by Andy Paschen
Here in Chicago, all is right with the world. Black is black, white is white, up is up and down is down. Cats and dogs aren’t living together, there is no mass hysteria. Why? Because the Cubs have officially come out of the gates in the second half like gangbusters, using their wooden swords to cut down any foe stupid enough to cross their path.
Poor, poor Houston. They were hot, people were ready to call them the dark horse of the Central — then they rolled into Wrigley Field and were as flaccid as Michael Jackson in a strip club (it’s never too soon. He was a freak, don’t you forget that). Chicago put 35 runs on them in four games, including two 12-spots in the last two. This is a team that scored 10 runs or more three times in the first half of the season. Since then? They’ve dropped 10 or more four times.
Think about it, in 86 games they scored 10 runs or more three times. They’ve eclipsed that mark in 14 games since the break. Whammy. Literally, that is the sound coming off of the Cubs’ bats. This is the Cubs team people expected to see all year, but we aren’t sure whether or not they are showing their true colors or if this is just a hot streak. I’d like to think the former, but believe it or not the Cubs have burned me a few times in the past.
It’s hard to believe that one player can make a huge impact on an entire team in a sport like baseball, where there really are several I’s in team.

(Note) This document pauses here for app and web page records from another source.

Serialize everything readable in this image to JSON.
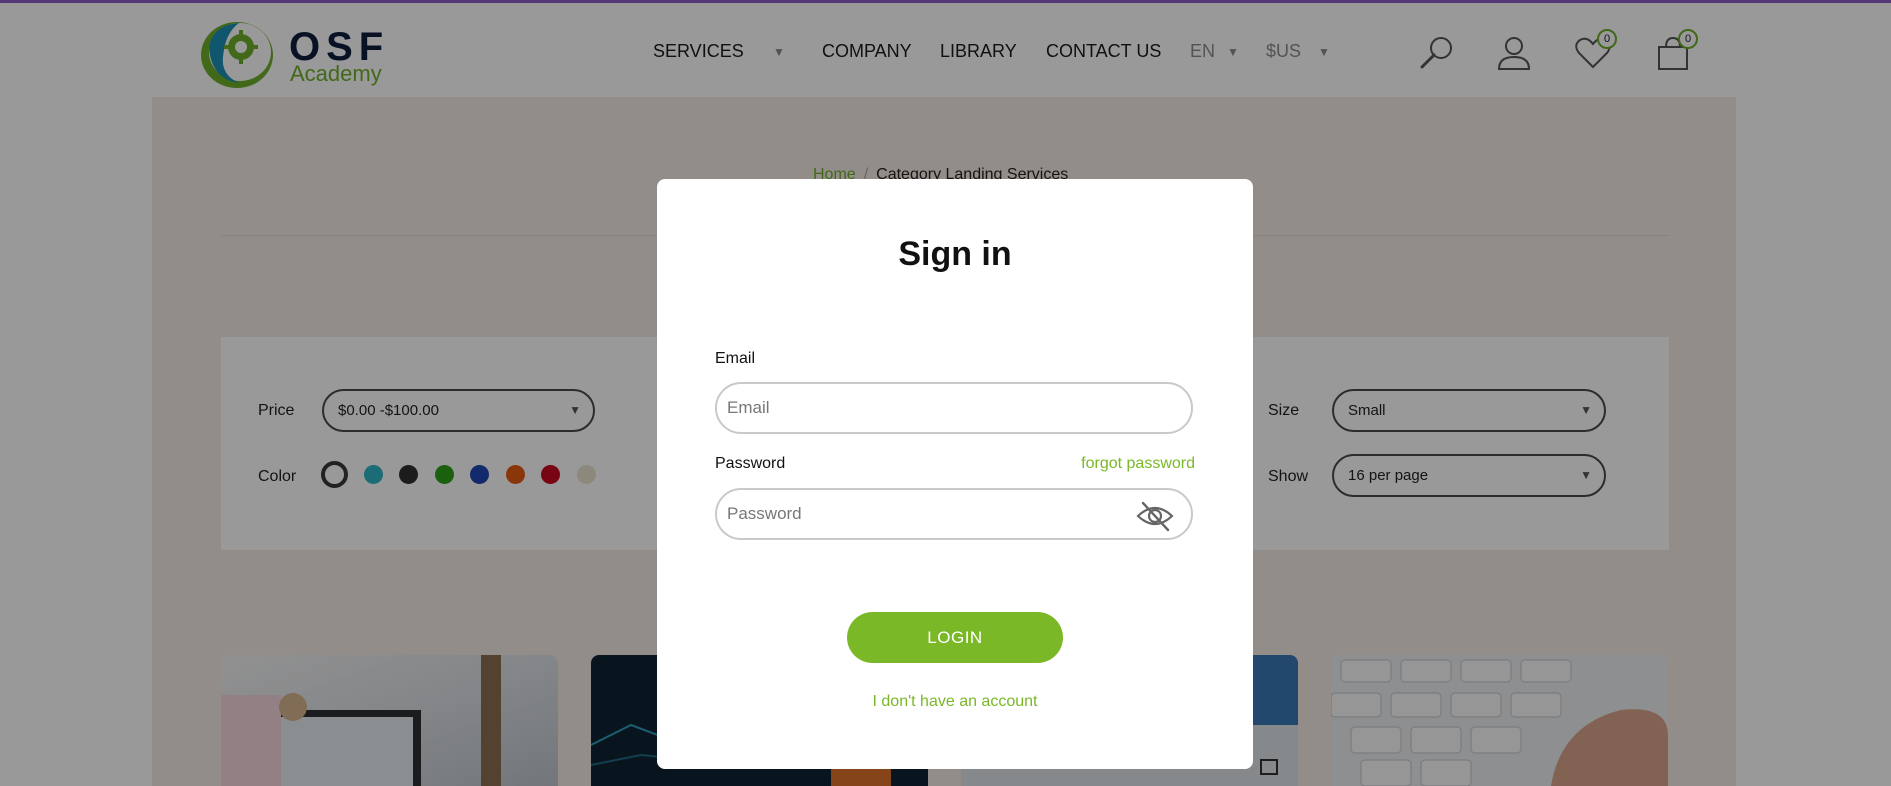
{
  "header": {
    "logo": {
      "brand": "OSF",
      "sub": "Academy"
    },
    "nav": {
      "services": "SERVICES",
      "company": "COMPANY",
      "library": "LIBRARY",
      "contact": "CONTACT US",
      "language": "EN",
      "currency": "$US"
    },
    "wishlist_count": "0",
    "cart_count": "0"
  },
  "breadcrumb": {
    "home": "Home",
    "separator": "/",
    "current": "Category Landing Services"
  },
  "filters": {
    "price_label": "Price",
    "price_value": "$0.00 -$100.00",
    "color_label": "Color",
    "colors": [
      "#ffffff",
      "#2fb4c4",
      "#2f2f2f",
      "#2da11a",
      "#1f47b5",
      "#e45d11",
      "#c8091e",
      "#e9e3cf"
    ],
    "size_label": "Size",
    "size_value": "Small",
    "show_label": "Show",
    "show_value": "16 per page"
  },
  "modal": {
    "title": "Sign in",
    "email_label": "Email",
    "email_placeholder": "Email",
    "password_label": "Password",
    "password_placeholder": "Password",
    "forgot_password": "forgot password",
    "login_button": "LOGIN",
    "no_account": "I don't have an account"
  },
  "colors": {
    "accent": "#7ab827",
    "top_bar": "#8a5cc7",
    "logo_navy": "#0f1f3c"
  }
}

But maybe there is more than a kernel of truth that the return of Aramis Ramirez has rejuvenated a previously zombie-like offense. In the past week, the guy has managed to hit at a .520 clip with 4 dingers and 10 RBI. Fancy.
And it’s not just the hitters that are bringing the noise. Both ends of the pitching have been solid, with Randy Wells making a strong case to become the Cubs’ second straight Rookie of the Year, depending on what J.A. Happ does for Philadelphia. (Although because I commit to the Indian, I am required to tell you that though this feat hasn’t been done before Patrick Kane and Jonathon Toews were No. 1 and 2 in the ROY award in 2008, which is like the Tiger Slam to the Grand Slam). 7-4 with a 2.84 ERA is something nobody expected from a guy who — and this has been a conversation I have had often with no prompting — as a little something to his stuff that reminds Cubbie faithful of a pitcher they used to have: Greg Maddux. Now I’m not sayin’, I’m just sayin’.
Now, with the addition of a few lefty arms from the hapless Pirates — John Grabow and Sloth (more on this later in the day) — the Cubs could be primed to pull away. If I had to guess, I’m thinking the N.L. playoffs will look like this when its all said and done: Dodgers vs. Cubs, Phillies vs. Cardinals. Who is the Wild Card and who is the Division winner? I guess we’ll just have to find out the old fashioned way.